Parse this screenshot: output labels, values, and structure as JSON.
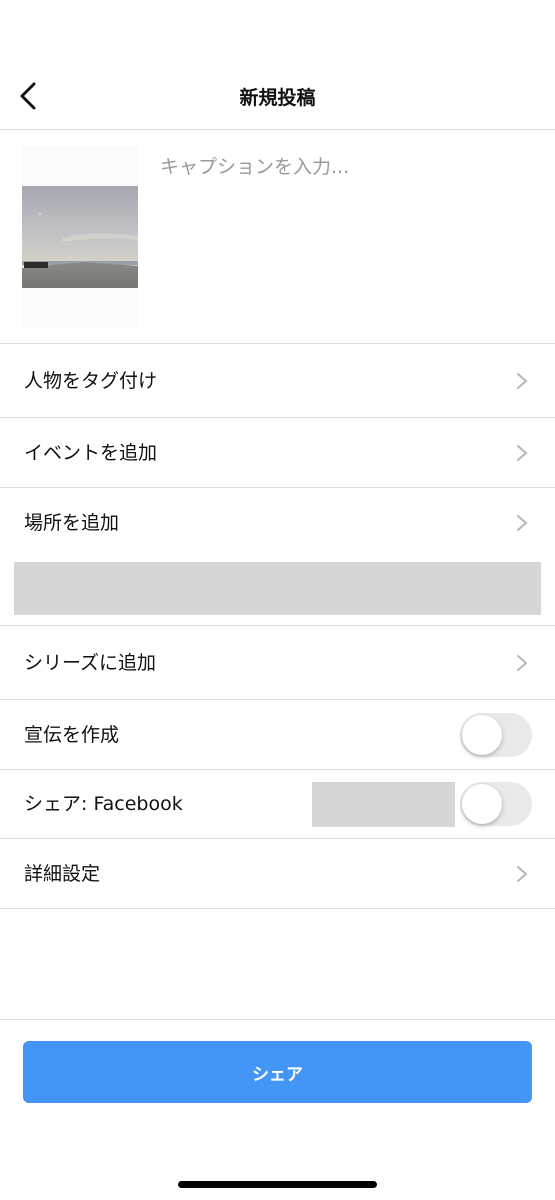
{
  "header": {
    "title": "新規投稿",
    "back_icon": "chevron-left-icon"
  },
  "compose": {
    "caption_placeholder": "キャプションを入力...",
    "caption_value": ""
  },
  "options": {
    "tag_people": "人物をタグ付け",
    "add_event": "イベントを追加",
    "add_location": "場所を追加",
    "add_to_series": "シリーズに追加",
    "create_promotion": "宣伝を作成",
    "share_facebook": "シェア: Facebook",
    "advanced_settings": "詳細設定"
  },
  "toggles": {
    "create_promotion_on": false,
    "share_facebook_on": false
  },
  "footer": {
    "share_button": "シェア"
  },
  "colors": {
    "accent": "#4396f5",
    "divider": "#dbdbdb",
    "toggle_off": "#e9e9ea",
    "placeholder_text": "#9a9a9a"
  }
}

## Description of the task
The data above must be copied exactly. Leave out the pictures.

## Result
Parse this screenshot: output labels, values, and structure as JSON.
{
  "header": {
    "title": "新規投稿",
    "back_icon": "chevron-left-icon"
  },
  "compose": {
    "caption_placeholder": "キャプションを入力...",
    "caption_value": ""
  },
  "options": {
    "tag_people": "人物をタグ付け",
    "add_event": "イベントを追加",
    "add_location": "場所を追加",
    "add_to_series": "シリーズに追加",
    "create_promotion": "宣伝を作成",
    "share_facebook": "シェア: Facebook",
    "advanced_settings": "詳細設定"
  },
  "toggles": {
    "create_promotion_on": false,
    "share_facebook_on": false
  },
  "footer": {
    "share_button": "シェア"
  },
  "colors": {
    "accent": "#4396f5",
    "divider": "#dbdbdb",
    "toggle_off": "#e9e9ea",
    "placeholder_text": "#9a9a9a"
  }
}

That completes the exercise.